One particular category of this type of lawsuit is so-called “slack-fill” cases. The essence of these claims — many of which purport to assert claims on behalf of nationwide classes — is that product packaging contains too much empty space, or slack-fill.
Within the last several months, slack-fill lawsuits have been brought against the makers of Barilla pasta products and the makers of Sour Patch Watermelon candy. Other recent cases include, among others, lawsuits against the makers of M&M’s Minis, Nabisco Go-Paks, Rice-A-Roni and Pasta Roni, and McCormick pepper. Although plaintiffs have so far only resolved a few of these cases successfully, the uptick in the litigation shows no signs of abating.
The plaintiffs in these types of cases typically rely on federal law that prohibits the use of “nonfunctional” slack-fill. According to the FDA, slack-fill is nonfunctional, and thus prohibited, unless it (1) is required for the protection of the contents of the package, (2) is needed for the operation of manufacturing machinery, (3) results from unavoidable product setting, (4) is necessary for the preparation or consumption of the product, (5) results from packaging that contains a reusable container (like gift products), or (6) is needed to meet mandatory labeling requirements. California has a similar statutory prohibition against the use of nonfunctional slack-fill.

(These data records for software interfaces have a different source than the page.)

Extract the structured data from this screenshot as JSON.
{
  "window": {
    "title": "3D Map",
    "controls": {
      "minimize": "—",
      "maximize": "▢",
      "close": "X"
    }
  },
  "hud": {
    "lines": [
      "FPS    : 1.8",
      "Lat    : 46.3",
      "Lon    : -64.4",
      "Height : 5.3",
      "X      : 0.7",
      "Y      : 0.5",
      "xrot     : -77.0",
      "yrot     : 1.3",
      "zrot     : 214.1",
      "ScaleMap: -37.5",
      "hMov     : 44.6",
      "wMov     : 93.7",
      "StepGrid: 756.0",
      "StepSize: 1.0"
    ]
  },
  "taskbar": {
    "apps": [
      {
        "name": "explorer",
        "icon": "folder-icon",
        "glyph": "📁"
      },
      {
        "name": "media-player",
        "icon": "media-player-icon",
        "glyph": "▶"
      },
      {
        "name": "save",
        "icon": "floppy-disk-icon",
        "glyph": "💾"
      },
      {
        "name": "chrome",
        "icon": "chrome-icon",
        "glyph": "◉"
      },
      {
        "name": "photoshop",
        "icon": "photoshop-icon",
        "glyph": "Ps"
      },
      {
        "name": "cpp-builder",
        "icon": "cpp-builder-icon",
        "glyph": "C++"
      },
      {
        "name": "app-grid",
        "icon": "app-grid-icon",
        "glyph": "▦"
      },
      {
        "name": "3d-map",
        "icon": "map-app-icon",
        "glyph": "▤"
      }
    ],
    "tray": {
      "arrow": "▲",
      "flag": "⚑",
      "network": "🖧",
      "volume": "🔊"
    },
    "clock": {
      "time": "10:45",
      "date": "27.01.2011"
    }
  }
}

Companies seeking to avoid the risk of slack-fill litigation should evaluate whether their packaging of food, drinks, and other products meets the federal standard. The easiest way to eliminate potential liability, of course, is to reduce package sizes and thus eliminate any slack-fill or empty space in product packaging. When that is not possible, companies should ensure that the empty space meets one of the six exceptions described above. Particular care should be given this type of evaluation when a company has reduced the amount of food or drink in a package without changing the package size — a change that can leave a company open to claims of misrepresentation or deception.
Along these same lines, companies can seek to limit their exposure by taking steps to ensure that their product packaging is not seen as deceptive. One easy way to do so is by making packaging transparent, which helps to prevent consumers from claiming that they did not how much of a product they were receiving. Another potential safeguard is to provide clear and conspicuous disclosures about the need for empty space in product packaging — much like the ubiquitous disclosures about product settling on cereal boxes and similar products. Finally, internal records are also important for defending against potential lawsuits — if, for example, a company’s product packaging requires slack-fill for the manufacturing and packaging process, then a company should maintain clear and accessible records demonstrating that need.